Jupiter’s iconic storm is on the Webb telescope’s list of targets chosen by guaranteed time observers, scientists who helped develop the incredibly complex telescope and among the first to use it to observe the universe. One of the telescope’s science goals is to study planets, including the mysteries still held by the planets in our own solar system from Mars and beyond.
Now a team of researchers led by Leigh Fletcher, a senior research fellow in planetary science at the University of Leicester in the United Kingdom, and his team are part of a larger effort to study several targets in our solar system with Webb, spearheaded by astronomer Heidi Hammel.
“Webb’s infrared sensitivity provides a wonderful complement to Hubble visible-wavelength studies of the Great Red Spot,” explained Hammel. “Hubble images have revealed striking changes in the size of the Great Red Spot over the mission’s multi-decade-long lifetime.”
Fletcher and his team plan to use Webb’s mid-infrared instrument (MIRI) to create multispectral maps of the Great Red Spot and analyse its thermal, chemical and cloud structures. The scientists will be able to observe infrared wavelengths that could shed light on what causes the spot’s iconic colour, which is often attributed to the sun’s ultraviolet radiation interacting with nitrogen, sulphur and phosphorus-bearing chemicals that are lifted from Jupiter’s deeper atmosphere by powerful atmospheric currents within the storm.
Fletcher explained that using MIRI to observe in the 5 to 7 micrometer range could be particularly revealing for the Great Red Spot, as no other mission has been able to observe Jupiter in that part of the electromagnetic spectrum, and observations in such wavelengths are not possible from Earth. Those wavelengths of light could allow the scientists to see unique chemical byproducts of the storm, which would give insight into its composition.

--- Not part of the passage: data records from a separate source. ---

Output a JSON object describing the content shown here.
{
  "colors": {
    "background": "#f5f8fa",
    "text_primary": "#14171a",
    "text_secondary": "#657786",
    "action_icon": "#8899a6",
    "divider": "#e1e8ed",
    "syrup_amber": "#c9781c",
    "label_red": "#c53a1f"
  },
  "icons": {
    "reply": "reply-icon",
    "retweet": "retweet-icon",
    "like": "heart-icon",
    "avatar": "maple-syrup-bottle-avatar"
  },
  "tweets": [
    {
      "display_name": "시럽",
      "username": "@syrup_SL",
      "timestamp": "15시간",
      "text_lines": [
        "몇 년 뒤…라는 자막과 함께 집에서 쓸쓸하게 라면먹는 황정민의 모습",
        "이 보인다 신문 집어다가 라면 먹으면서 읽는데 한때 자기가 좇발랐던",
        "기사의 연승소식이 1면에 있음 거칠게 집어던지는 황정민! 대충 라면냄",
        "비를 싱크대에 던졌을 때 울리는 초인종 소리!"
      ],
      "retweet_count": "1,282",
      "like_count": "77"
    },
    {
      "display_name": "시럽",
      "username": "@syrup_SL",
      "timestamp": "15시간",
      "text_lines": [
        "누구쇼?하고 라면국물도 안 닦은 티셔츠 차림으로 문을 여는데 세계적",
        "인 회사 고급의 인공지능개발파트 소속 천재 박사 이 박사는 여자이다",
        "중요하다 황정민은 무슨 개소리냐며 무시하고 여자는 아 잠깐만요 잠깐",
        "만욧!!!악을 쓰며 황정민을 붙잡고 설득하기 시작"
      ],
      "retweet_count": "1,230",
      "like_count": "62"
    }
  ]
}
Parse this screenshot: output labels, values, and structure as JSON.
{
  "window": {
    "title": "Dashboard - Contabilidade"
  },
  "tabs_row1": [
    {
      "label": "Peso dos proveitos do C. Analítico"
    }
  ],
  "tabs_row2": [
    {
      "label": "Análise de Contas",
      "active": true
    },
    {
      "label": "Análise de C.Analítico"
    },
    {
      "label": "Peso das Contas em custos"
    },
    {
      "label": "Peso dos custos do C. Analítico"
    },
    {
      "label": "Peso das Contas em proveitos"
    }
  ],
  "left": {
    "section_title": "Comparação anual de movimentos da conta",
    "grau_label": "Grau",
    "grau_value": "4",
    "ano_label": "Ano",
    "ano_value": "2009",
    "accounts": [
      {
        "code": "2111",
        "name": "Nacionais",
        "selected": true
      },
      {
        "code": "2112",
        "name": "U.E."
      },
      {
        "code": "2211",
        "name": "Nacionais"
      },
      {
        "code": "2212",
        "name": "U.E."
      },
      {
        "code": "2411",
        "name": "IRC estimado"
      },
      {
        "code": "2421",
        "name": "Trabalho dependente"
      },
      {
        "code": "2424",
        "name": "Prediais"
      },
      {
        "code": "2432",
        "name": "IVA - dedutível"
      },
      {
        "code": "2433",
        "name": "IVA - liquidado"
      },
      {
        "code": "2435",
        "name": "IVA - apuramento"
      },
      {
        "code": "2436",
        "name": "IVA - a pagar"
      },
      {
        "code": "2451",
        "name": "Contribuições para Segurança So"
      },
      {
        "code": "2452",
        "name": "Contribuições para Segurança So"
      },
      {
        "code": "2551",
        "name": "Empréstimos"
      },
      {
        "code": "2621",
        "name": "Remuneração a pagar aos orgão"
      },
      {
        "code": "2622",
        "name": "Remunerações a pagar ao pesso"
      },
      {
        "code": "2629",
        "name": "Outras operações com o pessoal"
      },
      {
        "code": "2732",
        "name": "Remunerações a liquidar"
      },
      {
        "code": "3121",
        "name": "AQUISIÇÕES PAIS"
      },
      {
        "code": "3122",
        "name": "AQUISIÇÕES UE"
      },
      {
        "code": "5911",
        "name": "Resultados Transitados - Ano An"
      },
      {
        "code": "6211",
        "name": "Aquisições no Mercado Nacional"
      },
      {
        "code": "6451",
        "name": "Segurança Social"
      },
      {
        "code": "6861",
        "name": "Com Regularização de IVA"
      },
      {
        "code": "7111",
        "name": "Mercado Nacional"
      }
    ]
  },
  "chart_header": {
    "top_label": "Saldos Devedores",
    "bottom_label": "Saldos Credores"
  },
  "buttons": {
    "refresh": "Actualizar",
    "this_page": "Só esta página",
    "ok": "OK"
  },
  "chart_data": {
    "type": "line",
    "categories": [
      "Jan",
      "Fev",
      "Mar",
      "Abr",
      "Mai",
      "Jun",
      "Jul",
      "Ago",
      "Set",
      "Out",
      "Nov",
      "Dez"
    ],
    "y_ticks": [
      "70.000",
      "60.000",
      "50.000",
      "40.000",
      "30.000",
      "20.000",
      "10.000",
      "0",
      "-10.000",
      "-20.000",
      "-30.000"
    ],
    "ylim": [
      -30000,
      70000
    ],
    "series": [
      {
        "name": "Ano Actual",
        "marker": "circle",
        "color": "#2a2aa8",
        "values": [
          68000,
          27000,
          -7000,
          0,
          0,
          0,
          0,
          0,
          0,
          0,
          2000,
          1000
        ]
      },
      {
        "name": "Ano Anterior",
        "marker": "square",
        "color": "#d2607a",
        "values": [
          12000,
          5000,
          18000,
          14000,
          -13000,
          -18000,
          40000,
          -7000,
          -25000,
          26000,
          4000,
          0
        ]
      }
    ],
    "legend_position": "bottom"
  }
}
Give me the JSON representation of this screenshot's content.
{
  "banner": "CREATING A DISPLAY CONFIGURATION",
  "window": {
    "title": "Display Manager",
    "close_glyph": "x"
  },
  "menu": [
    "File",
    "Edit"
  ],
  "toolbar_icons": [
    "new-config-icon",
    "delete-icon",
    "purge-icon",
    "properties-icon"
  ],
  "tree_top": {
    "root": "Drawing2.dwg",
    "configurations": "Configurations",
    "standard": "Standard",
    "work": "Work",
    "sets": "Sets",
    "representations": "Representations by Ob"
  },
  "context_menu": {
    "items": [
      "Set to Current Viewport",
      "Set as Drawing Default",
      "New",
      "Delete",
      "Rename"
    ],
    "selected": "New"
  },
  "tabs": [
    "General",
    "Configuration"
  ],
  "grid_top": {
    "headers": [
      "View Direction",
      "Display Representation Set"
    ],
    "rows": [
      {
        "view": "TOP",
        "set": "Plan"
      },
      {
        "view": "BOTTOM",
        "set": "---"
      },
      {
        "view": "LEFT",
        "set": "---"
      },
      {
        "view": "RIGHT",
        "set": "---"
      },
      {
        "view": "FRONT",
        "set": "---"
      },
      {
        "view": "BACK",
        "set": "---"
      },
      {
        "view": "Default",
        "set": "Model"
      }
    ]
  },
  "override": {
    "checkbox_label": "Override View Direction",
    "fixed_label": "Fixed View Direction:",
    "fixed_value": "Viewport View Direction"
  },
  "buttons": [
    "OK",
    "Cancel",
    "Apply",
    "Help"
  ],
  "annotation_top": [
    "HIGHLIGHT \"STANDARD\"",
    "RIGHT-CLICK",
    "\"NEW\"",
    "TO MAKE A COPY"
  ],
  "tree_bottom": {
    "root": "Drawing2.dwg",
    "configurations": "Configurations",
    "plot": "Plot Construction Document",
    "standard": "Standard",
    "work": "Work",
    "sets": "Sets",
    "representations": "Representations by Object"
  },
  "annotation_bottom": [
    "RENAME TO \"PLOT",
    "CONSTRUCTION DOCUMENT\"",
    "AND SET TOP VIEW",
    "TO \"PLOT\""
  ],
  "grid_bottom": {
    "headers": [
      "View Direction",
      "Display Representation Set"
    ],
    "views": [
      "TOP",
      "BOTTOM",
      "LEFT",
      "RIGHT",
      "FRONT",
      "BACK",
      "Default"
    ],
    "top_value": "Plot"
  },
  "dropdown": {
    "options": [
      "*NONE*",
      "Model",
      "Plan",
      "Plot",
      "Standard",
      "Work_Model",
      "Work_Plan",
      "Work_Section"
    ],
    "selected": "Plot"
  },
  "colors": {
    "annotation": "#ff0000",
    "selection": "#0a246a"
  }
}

Webb’s observations may also help determine whether the Great Red Spot is generating heat and releasing it into Jupiter’s upper atmosphere, a phenomenon that could explain the high temperatures in that region. Recent NASA-funded research showed that colliding gravity waves and sound waves, produced by the storm, could generate the observed heat, and Fletcher said Webb might be able to gather data to support this.
Generations of astronomers have studied the Great Red Spot; the storm has been monitored since 1830, but it has possibly existed for more than 350 years.